++++ Records provided

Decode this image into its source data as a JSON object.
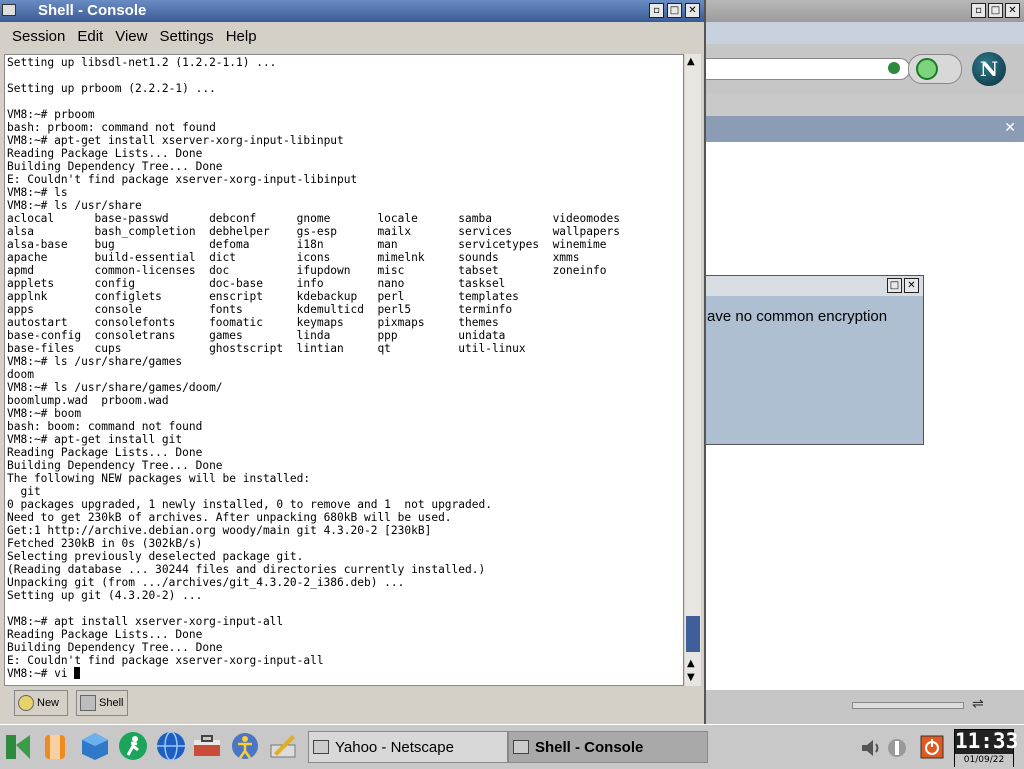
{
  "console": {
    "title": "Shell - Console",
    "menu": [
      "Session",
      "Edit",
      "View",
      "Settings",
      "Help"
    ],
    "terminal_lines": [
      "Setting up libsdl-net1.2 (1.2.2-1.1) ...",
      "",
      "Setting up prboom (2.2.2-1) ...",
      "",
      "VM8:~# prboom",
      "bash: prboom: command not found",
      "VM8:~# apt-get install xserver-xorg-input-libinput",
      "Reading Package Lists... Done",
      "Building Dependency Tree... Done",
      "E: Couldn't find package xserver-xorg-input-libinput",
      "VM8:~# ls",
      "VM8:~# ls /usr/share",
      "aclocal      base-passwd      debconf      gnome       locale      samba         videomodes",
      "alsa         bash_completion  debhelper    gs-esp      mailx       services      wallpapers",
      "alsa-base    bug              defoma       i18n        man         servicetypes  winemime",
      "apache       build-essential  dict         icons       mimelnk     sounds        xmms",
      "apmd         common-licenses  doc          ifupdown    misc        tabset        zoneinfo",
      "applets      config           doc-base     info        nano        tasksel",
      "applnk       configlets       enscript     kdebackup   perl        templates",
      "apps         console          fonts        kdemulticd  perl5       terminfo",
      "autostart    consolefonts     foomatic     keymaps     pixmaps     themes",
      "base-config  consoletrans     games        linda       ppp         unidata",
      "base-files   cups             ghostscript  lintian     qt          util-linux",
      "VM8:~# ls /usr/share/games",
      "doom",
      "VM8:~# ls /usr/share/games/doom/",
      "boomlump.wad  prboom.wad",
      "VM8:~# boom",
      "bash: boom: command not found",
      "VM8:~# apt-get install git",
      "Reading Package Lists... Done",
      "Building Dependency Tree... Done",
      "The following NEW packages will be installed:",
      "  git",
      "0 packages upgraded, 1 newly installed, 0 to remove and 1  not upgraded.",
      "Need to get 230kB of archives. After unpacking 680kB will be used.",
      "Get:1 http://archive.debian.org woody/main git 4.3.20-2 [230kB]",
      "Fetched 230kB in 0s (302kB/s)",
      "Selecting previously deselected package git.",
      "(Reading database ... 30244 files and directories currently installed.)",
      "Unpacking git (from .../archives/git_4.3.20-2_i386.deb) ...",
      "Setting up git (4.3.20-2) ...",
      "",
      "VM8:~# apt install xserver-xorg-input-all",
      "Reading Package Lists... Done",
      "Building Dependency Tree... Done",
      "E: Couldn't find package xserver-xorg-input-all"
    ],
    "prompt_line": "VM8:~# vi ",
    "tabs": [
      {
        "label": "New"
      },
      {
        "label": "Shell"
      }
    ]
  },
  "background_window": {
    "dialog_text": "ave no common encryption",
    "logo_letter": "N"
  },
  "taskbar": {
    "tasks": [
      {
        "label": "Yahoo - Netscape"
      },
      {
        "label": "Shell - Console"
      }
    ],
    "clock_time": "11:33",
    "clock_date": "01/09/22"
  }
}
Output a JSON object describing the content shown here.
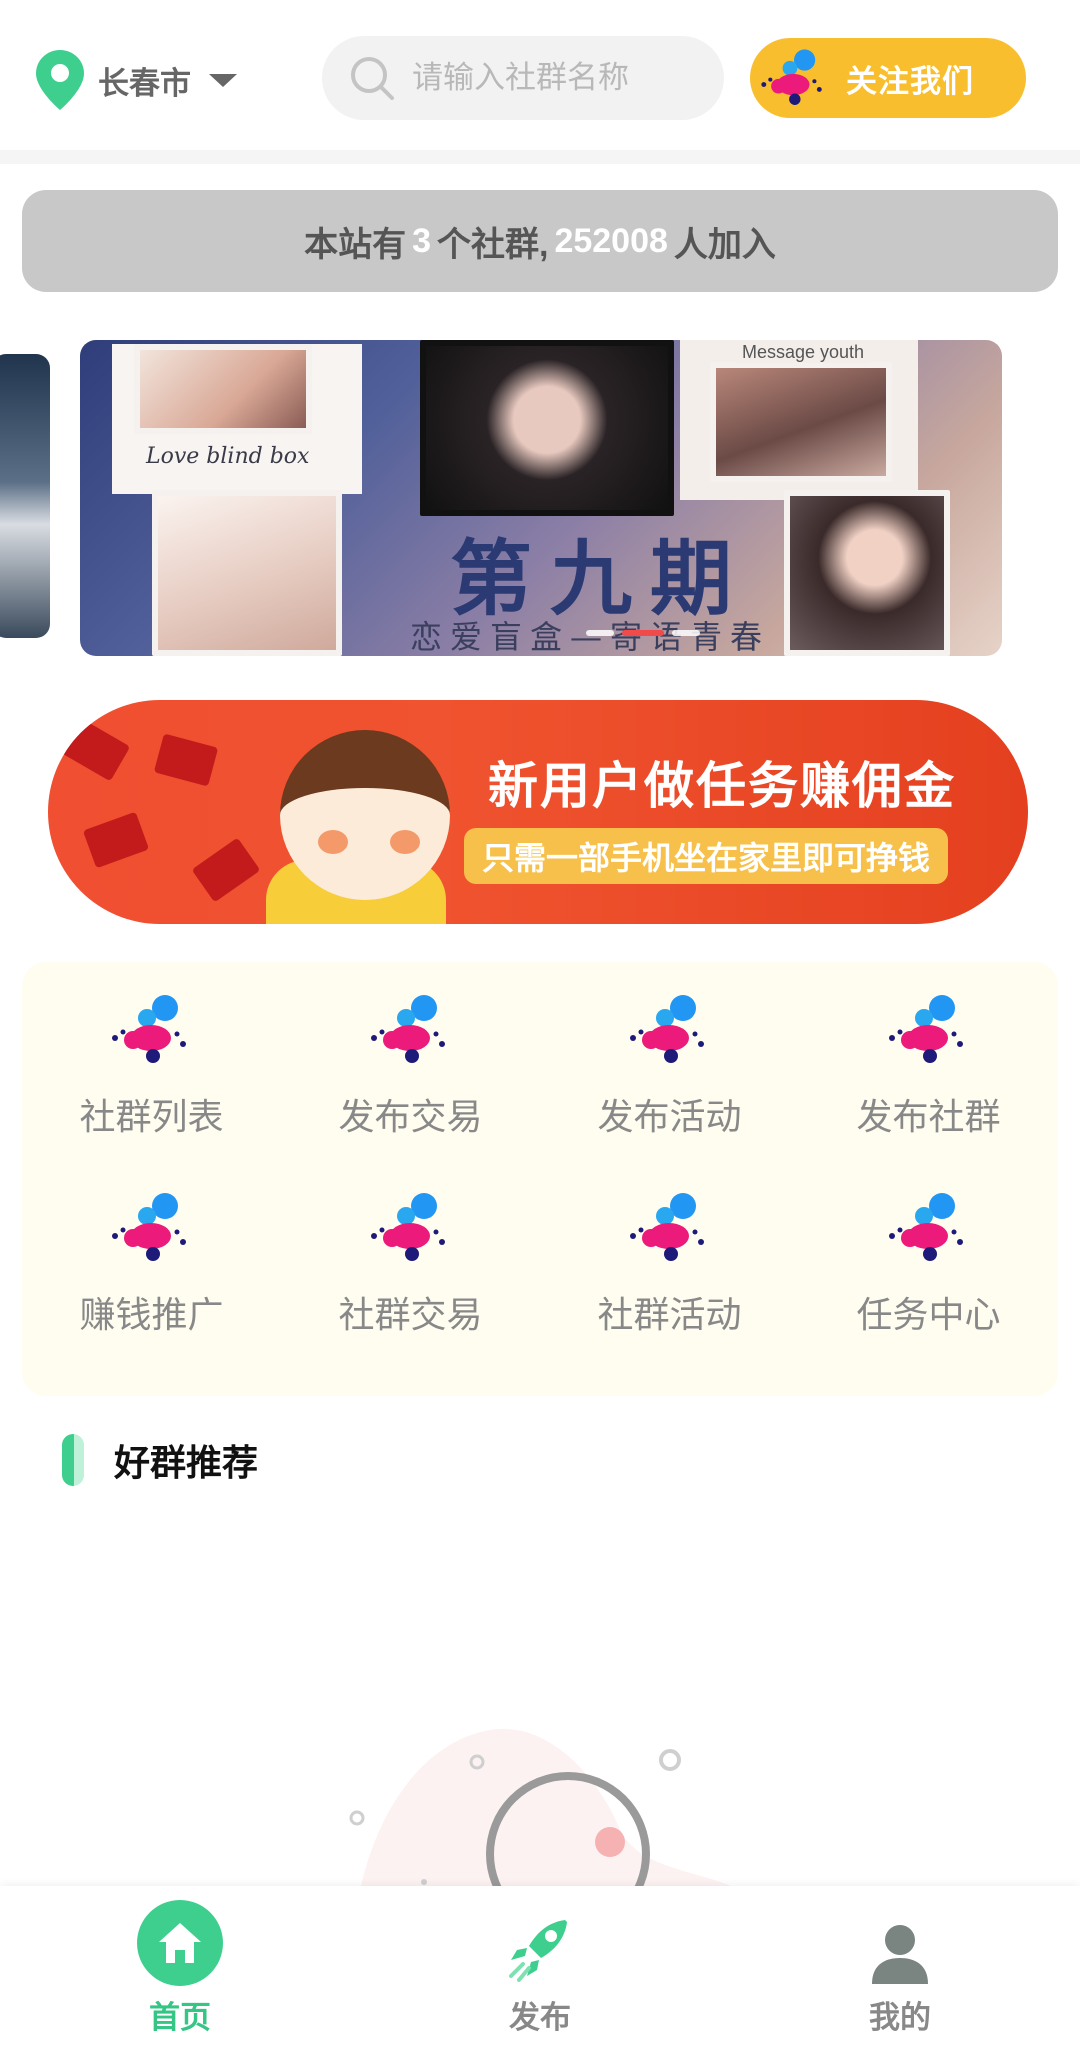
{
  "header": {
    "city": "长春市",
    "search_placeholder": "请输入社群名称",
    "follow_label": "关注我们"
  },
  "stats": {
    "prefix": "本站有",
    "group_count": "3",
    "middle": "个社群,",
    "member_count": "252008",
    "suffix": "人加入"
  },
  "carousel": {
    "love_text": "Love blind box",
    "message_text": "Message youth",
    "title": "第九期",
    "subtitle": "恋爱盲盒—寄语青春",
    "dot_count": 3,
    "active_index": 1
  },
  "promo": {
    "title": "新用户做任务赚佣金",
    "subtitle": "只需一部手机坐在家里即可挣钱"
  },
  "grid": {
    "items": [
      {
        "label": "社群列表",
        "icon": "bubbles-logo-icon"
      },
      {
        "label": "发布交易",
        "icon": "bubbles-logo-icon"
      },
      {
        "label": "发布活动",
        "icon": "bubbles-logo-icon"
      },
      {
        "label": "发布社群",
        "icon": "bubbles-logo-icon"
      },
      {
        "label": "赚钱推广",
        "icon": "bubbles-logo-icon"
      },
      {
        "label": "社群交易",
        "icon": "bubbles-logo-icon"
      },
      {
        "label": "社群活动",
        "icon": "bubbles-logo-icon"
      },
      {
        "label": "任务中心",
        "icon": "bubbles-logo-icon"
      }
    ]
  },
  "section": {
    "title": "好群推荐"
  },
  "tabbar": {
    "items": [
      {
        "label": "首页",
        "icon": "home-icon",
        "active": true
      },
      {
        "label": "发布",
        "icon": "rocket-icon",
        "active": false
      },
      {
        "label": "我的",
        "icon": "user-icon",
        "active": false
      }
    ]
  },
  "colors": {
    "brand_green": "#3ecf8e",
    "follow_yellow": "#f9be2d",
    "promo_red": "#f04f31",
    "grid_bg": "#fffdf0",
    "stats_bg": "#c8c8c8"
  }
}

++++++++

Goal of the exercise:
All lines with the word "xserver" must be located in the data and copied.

Task response:
      "VM8:~# apt-get install xserver-xorg-input-libinput",
      "E: Couldn't find package xserver-xorg-input-libinput",
      "VM8:~# apt install xserver-xorg-input-all",
      "E: Couldn't find package xserver-xorg-input-all"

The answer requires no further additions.